According to biblical tradition, 13 guests attended the Last Supper, held on Maundy Thursday, including Jesus and his 12 apostles (one of whom, Judas, betrayed him). The next day, of course, was Good Friday, the day of Jesus’ crucifixion.
The seating arrangement at the Last Supper is believed to have given rise to a longstanding Christian superstition that having 13 guests at a table was a bad omen—specifically, that it was courting death.
Though Friday’s negative associations are weaker, some have suggested they also have roots in Christian tradition: Just as Jesus was crucified on a Friday, Friday was also said to be the day Eve gave Adam the fateful apple from the Tree of Knowledge, as well as the day Cain killed his brother, Abel.
On Friday, October 13, 1307, officers of King Philip IV of France arrested hundreds of the Knights Templar, a powerful religious and military order formed in the 12th century for the defense of the Holy Land.

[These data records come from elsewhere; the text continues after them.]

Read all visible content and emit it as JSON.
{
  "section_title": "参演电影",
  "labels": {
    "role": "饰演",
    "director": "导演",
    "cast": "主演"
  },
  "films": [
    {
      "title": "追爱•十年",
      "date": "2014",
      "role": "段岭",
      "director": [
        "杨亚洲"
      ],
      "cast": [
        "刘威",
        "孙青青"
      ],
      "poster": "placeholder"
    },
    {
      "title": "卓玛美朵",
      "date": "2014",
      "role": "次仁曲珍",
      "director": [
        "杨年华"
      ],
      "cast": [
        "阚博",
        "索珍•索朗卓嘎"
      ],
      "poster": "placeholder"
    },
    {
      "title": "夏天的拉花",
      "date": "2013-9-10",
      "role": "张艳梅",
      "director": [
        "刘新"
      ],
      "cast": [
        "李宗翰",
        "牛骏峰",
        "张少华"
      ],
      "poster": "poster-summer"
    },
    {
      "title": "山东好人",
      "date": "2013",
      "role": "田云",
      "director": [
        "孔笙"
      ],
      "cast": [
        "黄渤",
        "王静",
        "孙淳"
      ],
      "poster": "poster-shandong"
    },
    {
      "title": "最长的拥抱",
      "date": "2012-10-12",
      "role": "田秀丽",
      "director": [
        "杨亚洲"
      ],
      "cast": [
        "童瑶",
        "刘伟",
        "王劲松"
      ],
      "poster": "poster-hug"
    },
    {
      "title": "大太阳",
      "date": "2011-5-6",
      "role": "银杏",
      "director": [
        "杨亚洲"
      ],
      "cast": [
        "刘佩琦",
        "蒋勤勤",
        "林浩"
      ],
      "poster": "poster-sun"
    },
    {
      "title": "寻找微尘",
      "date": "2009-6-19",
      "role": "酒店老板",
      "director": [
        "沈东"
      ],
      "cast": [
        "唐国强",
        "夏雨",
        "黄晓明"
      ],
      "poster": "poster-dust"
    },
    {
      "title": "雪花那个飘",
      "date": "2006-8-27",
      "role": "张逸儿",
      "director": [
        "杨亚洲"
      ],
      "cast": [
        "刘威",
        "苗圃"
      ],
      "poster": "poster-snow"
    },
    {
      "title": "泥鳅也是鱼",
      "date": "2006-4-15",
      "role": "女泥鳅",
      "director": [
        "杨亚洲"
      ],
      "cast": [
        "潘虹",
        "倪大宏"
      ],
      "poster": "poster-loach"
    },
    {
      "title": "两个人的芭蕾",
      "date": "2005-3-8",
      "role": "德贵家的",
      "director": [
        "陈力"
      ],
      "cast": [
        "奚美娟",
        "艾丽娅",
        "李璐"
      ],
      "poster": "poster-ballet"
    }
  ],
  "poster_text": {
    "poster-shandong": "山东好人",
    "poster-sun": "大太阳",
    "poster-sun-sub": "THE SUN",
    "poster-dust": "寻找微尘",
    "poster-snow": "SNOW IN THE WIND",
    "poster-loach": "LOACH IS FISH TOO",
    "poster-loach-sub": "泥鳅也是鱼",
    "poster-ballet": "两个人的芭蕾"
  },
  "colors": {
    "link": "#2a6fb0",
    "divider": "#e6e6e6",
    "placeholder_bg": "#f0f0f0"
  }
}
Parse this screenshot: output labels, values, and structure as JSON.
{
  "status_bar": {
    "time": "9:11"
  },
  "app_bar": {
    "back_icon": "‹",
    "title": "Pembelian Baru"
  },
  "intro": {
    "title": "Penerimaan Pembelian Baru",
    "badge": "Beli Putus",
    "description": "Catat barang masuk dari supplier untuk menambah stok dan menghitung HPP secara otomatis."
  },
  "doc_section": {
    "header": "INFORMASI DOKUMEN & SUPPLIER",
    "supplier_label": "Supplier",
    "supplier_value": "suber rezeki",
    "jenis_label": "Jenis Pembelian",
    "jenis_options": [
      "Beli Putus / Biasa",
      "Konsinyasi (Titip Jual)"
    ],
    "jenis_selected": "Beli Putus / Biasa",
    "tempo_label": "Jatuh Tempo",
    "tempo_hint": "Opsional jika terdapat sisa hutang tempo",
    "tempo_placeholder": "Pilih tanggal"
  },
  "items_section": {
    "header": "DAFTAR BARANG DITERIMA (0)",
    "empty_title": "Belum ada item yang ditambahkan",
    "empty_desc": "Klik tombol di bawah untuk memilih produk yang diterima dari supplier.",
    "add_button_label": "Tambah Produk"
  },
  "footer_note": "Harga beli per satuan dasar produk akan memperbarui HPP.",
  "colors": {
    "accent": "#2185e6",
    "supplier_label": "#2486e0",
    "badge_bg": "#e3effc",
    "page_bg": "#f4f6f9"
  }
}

Imprisoned on charges of various illegal behaviors (but really because the king wanted access to their financial resources), many Templars were later executed. Some cite the link with the Templars as the origin of the Friday the 13th superstition, but like many legends involving the Templars and their history, the truth remains murky.